■ Dataset excerpts ■

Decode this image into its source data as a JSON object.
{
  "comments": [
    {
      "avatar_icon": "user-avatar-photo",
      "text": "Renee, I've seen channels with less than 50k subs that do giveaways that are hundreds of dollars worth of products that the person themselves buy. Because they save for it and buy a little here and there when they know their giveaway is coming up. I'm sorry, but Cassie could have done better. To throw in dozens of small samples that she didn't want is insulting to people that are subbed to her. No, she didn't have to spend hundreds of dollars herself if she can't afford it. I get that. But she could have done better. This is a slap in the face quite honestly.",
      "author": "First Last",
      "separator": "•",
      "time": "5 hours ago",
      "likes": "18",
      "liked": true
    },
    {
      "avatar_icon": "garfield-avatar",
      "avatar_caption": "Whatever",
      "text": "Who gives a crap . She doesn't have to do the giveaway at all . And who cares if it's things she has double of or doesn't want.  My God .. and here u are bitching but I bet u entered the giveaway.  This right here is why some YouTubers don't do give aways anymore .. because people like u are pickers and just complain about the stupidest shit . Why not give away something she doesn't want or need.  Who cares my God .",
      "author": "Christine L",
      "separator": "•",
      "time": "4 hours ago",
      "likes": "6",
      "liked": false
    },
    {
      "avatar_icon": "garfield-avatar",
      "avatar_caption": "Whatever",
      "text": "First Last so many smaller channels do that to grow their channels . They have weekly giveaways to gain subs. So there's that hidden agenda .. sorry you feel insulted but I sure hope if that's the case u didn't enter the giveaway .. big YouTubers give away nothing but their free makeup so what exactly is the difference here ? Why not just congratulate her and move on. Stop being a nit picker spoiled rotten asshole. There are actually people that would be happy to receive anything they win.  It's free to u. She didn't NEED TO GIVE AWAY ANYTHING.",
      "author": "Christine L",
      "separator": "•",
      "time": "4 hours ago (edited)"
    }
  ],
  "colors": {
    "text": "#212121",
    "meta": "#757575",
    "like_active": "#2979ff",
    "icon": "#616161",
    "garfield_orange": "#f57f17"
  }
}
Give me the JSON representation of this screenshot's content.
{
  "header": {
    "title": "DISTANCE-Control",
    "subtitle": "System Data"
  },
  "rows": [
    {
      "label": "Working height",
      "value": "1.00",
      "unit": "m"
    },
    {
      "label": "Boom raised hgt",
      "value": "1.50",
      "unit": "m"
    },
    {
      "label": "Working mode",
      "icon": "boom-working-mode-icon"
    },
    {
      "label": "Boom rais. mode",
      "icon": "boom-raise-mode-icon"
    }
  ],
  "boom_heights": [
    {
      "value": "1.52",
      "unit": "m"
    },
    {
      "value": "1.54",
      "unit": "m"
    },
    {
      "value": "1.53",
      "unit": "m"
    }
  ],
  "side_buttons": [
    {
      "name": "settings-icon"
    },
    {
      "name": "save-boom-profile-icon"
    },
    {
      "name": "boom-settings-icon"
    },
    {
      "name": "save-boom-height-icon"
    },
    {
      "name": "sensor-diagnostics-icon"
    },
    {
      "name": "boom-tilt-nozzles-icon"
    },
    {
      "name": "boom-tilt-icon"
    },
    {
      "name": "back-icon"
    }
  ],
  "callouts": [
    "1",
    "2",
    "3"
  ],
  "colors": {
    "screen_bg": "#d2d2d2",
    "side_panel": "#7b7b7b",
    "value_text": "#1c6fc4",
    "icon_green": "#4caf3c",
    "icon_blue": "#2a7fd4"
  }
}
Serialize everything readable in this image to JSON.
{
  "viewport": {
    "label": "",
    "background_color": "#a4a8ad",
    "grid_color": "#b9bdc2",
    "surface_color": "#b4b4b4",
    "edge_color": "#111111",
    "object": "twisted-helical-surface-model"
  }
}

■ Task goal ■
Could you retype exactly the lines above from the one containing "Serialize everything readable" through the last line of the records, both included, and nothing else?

■ Task solution ■
Serialize everything readable in this image to JSON.
{
  "viewport": {
    "label": "",
    "background_color": "#a4a8ad",
    "grid_color": "#b9bdc2",
    "surface_color": "#b4b4b4",
    "edge_color": "#111111",
    "object": "twisted-helical-surface-model"
  }
}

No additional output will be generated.